### [Task to complete]
Find the string "title" in the entries and copy each line that has it.

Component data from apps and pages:
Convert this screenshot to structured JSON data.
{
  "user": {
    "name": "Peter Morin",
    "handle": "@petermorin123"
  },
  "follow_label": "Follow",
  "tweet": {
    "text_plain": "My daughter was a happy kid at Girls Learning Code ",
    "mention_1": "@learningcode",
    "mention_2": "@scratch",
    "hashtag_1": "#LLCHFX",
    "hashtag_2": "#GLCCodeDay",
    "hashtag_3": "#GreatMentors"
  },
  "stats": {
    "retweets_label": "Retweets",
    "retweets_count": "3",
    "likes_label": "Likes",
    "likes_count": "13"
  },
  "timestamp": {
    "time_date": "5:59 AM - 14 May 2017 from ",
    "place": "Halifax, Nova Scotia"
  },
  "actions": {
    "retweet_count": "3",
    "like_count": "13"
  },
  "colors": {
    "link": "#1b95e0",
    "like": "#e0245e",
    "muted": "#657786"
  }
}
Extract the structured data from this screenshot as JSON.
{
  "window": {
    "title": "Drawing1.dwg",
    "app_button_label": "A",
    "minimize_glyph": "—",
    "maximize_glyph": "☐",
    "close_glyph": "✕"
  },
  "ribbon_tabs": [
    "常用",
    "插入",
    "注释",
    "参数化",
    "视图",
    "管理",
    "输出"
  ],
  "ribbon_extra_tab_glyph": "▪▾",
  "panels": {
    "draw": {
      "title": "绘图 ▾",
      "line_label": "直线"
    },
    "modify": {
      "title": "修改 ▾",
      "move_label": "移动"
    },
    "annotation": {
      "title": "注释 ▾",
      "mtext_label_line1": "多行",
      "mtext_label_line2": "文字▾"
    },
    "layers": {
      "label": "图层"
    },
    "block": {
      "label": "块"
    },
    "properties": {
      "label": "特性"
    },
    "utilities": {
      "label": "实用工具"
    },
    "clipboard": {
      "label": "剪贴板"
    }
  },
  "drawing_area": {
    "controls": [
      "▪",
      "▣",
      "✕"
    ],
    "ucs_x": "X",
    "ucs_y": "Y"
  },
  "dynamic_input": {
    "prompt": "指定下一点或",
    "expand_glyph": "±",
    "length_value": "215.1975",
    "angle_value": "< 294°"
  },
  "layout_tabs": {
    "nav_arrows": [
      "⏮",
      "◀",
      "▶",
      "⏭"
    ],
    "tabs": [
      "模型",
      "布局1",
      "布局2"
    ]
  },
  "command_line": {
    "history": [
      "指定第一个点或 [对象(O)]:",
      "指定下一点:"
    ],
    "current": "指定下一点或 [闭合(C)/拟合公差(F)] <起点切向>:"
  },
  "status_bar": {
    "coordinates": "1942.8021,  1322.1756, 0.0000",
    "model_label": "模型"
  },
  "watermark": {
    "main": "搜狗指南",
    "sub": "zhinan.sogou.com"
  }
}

### [Solved problem]
    "title": "Drawing1.dwg",
      "title": "绘图 ▾",
      "title": "修改 ▾",
      "title": "注释 ▾",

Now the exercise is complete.